JERUSALEM – Israeli forces raided a refugee camp in the occupied West Bank on Thursday, setting off a gunbattle in which two Palestinians were killed and 15 were wounded, as Israel targeted what it said were militant networks after a series of deadly attacks.
In a separate incident, a Palestinian stabbed a 28-year-old Israeli man on a bus in the West Bank before being killed by a bystander, the military said. The Magen David Adom emergency service said the stabbing victim was treated and taken to a hospital.
Videos circulated online showing smoke rising from the center of the Jenin refugee camp as gunfire echoed in the background. Others appeared to show Israeli soldiers and Palestinian gunmen moving through the narrow streets.
The raid came two days after a Palestinian from a village near Jenin shot and killed five people in central Israel, part of a wave of attacks in recent days that have left a total of 11 people dead.
The Palestinian Health Ministry said 17-year-old Sanad Abu Atiyeh and 23-year-old Yazid al-Saadi were killed on Thursday. It said 30-year-old Nidal Jaafara was shot and killed near the West Bank town of Bethlehem, apparently referring to the stabbing incident.
The Israeli military said troops came under fire after entering Jenin to arrest three suspects linked to Tuesday's attack. It said one soldier was wounded and evacuated to a hospital for treatment. The army said it has arrested a total of 31 suspects in recent West Bank raids aimed at preventing more attacks.
Prime Minister Naftali Bennett's office later Thursday announced it was spending about $56 million in emergency funding for more police officers and equipment.
“A strong police equals a strong Israel," Bennett said in a statement. "We are operating all means and on all fronts to restore security and a feeling of safety to the people of Israel.”
The Jenin refugee camp was the scene of one of the deadliest battles of the second Palestinian intifada, or uprising. In April 2002, Israeli forces fought Palestinian militants in the camp for nearly three weeks. Twenty-three Israeli soldiers and at least 52 Palestinians, including civilians, were killed, according to the U.N.
The Palestinian Authority, which administers parts of the occupied West Bank and coordinates with Israel on security matters, appears to have had little control over Jenin in recent years. Israeli forces operating in and around the city and refugee camp often come under fire.

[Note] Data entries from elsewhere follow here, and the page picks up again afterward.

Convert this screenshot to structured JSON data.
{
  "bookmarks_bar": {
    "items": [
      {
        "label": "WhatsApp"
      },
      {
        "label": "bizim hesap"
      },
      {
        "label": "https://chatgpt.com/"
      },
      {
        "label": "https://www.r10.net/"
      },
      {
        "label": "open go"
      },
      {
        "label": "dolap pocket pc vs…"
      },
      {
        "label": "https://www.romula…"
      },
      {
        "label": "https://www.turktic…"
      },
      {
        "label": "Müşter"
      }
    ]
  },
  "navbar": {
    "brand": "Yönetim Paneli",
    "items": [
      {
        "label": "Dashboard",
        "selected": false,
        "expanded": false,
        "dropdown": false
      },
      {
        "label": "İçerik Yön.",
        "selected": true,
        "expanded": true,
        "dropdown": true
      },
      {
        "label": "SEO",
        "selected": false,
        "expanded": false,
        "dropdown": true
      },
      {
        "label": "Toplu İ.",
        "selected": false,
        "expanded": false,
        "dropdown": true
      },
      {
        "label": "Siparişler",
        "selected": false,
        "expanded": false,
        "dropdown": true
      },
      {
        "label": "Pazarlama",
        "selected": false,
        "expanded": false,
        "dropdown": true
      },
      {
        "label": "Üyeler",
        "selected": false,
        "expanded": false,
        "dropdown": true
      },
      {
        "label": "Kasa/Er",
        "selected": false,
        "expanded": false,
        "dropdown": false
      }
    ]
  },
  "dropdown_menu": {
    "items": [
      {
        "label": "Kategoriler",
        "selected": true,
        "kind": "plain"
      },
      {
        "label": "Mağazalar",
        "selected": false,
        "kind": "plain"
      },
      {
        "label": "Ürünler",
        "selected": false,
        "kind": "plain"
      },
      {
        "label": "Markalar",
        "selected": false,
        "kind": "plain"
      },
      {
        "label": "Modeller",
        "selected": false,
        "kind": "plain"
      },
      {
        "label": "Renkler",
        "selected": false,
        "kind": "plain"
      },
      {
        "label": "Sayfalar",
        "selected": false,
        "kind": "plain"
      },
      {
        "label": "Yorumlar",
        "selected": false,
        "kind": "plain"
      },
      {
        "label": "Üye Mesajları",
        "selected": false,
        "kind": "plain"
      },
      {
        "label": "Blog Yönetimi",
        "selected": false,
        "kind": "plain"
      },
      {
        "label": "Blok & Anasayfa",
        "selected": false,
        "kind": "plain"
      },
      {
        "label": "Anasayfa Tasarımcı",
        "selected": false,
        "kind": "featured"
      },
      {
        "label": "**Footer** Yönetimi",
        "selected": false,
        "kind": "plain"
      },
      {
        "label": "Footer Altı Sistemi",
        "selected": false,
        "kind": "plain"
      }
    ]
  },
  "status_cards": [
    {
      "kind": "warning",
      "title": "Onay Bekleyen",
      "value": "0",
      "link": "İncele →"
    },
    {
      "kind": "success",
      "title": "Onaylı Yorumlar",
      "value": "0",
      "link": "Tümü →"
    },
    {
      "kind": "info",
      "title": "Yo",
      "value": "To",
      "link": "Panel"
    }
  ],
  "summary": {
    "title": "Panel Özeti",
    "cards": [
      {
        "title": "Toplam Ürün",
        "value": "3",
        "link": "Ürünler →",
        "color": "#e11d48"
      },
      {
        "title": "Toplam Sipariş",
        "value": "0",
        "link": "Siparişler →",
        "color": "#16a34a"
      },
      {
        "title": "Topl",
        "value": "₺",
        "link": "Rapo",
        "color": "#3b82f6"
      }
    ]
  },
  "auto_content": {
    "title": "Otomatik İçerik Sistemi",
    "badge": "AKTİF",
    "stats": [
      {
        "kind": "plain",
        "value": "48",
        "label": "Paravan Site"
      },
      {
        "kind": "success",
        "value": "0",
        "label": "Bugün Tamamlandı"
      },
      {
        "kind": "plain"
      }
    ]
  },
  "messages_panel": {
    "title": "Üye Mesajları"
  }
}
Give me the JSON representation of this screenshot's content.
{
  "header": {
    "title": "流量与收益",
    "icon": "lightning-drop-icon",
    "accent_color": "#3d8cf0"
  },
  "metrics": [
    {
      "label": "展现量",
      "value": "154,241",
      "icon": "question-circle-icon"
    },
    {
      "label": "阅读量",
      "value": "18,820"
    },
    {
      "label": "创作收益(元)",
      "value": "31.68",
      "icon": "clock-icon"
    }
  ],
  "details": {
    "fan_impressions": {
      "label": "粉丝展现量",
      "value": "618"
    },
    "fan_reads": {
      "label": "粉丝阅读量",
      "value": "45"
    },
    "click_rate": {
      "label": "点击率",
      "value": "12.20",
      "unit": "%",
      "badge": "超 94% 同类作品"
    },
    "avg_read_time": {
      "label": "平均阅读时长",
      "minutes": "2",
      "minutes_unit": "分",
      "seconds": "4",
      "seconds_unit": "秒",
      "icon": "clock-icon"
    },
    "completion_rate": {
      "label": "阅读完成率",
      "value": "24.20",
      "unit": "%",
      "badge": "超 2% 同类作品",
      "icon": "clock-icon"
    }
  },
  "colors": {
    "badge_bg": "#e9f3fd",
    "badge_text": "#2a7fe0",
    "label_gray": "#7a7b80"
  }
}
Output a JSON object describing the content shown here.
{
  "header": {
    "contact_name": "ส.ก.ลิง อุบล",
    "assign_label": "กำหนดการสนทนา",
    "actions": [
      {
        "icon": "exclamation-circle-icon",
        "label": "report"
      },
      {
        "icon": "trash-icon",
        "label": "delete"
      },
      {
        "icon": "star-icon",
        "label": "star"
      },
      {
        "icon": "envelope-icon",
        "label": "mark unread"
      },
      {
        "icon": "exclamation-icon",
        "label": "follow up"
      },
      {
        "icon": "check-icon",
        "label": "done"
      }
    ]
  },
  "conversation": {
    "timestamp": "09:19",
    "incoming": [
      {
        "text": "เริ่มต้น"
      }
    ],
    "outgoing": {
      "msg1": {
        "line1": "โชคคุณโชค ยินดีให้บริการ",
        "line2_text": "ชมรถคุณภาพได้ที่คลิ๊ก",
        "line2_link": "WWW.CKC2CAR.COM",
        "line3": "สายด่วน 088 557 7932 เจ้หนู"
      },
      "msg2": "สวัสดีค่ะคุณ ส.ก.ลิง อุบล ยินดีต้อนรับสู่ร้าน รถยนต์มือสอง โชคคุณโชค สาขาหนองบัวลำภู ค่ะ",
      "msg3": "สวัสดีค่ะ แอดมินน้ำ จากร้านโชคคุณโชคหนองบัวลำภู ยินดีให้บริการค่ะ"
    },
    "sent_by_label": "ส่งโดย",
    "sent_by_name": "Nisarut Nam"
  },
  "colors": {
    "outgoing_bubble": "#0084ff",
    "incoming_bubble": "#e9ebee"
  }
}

The Islamic Jihad militant group announced a “general mobilization” of its fighters after Thursday's raid.
In Tuesday’s attack, a 27-year-old Palestinian from the West Bank village of Yabad, near Jenin, methodically gunned down victims, killing five. On Sunday night, two Islamic State group sympathizers shot and killed two police officers in the central city of Hadera. Last week, a combined car-ramming and stabbing attack in the southern city of Beersheba — also by an IS-inspired attacker — killed four. The two attacks claimed by IS were carried out by Arab citizens of Israel.
President Joe Biden spoke with Israeli Prime Minister Naftali Bennett on Wednesday to express his condolences, saying the U.S. “stands firmly and resolutely with Israel in the face of this terrorist threat and all threats,” according to the White House.
The recent wave of violence has brought the conflict with the Palestinians back to the fore at a time when Israel is focused on building alliances with Arab states against Iran. There have been no serious Israeli-Palestinian peace talks in more than a decade, and Bennett is opposed to Palestinian statehood.
Israeli, Jordanian and Palestinian leaders have held a flurry of meetings in recent weeks, and Israel has announced a series of goodwill gestures, in an effort to maintain calm ahead of the Muslim holy month of Ramadan, which begins this weekend.
They hope to avoid a repeat of last year, when clashes in Jerusalem set off an 11-day Gaza war. After a Security Cabinet meeting late Wednesday, Israel decided to carry on with plans to ease restrictions on Palestinians in the occupied West Bank and Gaza.
Israel captured east Jerusalem, the West Bank and Gaza in the 1967 Mideast war, territories the Palestinians want for a future state. Israel annexed east Jerusalem in a move not recognized internationally. In the West Bank, it is steadily building and expanding Jewish settlements, which most of the internationally community views as illegal.
Israel withdrew from Gaza in 2005, and the Palestinian militant group Hamas seized power there two years later. Since then, Israel and Hamas have fought four wars and Israel and Egypt have maintained a blockade on the territory, which is home to more than 2 million Palestinians.
Associated Press reporters Areej Hazboun and Tia Goldenberg in Jerusalem contributed to this report.